## WORK TASK
Of the entries below, copy only those lines that contain the word "Edit".

Collection entries
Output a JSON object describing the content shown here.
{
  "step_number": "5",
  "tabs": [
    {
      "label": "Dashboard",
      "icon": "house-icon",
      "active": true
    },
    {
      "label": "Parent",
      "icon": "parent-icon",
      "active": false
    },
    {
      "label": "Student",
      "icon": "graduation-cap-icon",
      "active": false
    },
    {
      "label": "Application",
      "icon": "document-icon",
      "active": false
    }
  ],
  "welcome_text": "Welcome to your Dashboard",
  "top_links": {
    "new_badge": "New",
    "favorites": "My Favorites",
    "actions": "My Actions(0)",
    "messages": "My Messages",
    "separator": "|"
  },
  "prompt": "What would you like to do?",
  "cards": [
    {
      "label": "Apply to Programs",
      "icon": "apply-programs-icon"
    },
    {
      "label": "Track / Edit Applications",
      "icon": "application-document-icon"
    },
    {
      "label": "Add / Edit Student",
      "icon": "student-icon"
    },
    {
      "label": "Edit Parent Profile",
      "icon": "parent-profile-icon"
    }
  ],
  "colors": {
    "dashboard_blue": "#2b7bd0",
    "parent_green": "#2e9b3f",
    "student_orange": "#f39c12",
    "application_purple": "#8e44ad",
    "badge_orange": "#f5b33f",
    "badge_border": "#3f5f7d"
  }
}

## ANSWER SECTION
      "label": "Track / Edit Applications",
      "label": "Add / Edit Student",
      "label": "Edit Parent Profile",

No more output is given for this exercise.